Monday night, Randy Gragg and Portland Spaces magazine staged another of its Bright Light City Discussions; this one featured historian Carl Abbott and was part of the Time-Based Art Festival. We took notes! More importantly we learned a lot about Lawrence Halprin and a provocative piece of Portland history. There was lots of information, some of which we may have gotten wrong. Don’t hesitate to correct our record!
Before the start of the Randy Gragg and Carl Abbott presentation on the history of the old South Auditorium district and the Lawrence Halprin fountains and plazas that replaced it, I happened to sit across from Robert Perron. This was lucky. Perron taught landscape design at UC Berkeley in the early ’60s when Halprin was there and knows a lot about him and his aesthetic impulses. And his knowledge of Portland is deep, possibly because he’s worked on so much of it, including the Salmon Street Fountain, Terry Schrunk Park and the First Presbyterian Church garden park. Because of that he understands the accidents, unintended consequences and budget shortfalls that affect the design of our cities and therefore our lives.

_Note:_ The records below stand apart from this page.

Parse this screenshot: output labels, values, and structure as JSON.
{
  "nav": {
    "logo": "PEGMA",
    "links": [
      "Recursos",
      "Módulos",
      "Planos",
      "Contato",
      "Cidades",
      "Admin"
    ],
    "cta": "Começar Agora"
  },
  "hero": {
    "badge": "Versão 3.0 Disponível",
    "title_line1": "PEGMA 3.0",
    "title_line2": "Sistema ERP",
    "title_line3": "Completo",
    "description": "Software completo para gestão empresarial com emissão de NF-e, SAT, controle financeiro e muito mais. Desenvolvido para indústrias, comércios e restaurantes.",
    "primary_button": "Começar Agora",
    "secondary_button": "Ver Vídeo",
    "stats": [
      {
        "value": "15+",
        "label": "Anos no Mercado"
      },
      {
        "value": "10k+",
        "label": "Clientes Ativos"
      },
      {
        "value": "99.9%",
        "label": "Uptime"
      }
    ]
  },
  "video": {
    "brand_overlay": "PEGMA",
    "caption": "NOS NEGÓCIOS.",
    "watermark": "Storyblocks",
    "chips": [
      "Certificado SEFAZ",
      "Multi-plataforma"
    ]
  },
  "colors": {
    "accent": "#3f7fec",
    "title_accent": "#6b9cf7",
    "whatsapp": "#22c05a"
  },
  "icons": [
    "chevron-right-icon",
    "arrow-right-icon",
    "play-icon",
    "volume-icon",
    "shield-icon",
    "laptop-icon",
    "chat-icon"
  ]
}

Shrunk was the mayor and Ira Keller was the chairman of the newly formed Portland Development Commission (PDC) when the decision was made in the late ’50s to bulldoze the aging neighborhood south of downtown and replace it with a utopian Skidmore, Owings and Merrill (SOM) residential and commercial district with impressive towers surrounded by green space. And in the green space, Keller decided, there should be a series of plazas and fountains designed by Halprin.

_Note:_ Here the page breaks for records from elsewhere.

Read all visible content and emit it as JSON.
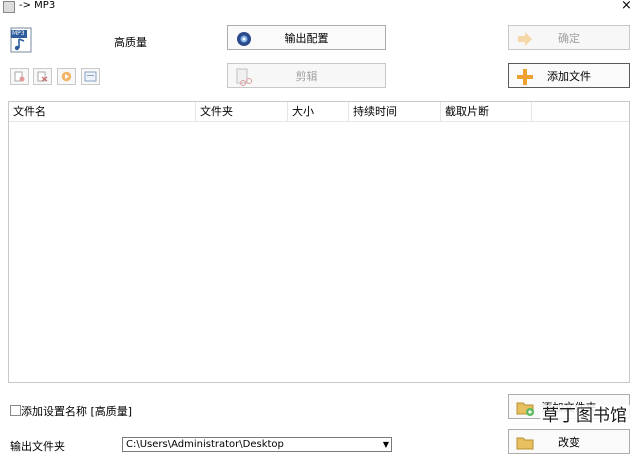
{
  "window": {
    "title": "-> MP3",
    "close_label": "×"
  },
  "format": {
    "icon_text": "MP3",
    "quality_label": "高质量"
  },
  "buttons": {
    "output_config": "输出配置",
    "ok": "确定",
    "clip": "剪辑",
    "add_file": "添加文件",
    "add_folder": "添加文件夹",
    "change": "改变"
  },
  "table": {
    "columns": [
      "文件名",
      "文件夹",
      "大小",
      "持续时间",
      "截取片断"
    ]
  },
  "options": {
    "append_setting_name": "添加设置名称 [高质量]"
  },
  "output": {
    "label": "输出文件夹",
    "path": "C:\\Users\\Administrator\\Desktop"
  },
  "watermark": {
    "text": "草丁图书馆"
  },
  "colors": {
    "accent_orange": "#f0a030",
    "disabled_text": "#a0a0a0"
  }
}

Continue reading Deep Portland history: Lawrence Halprin and Ira Keller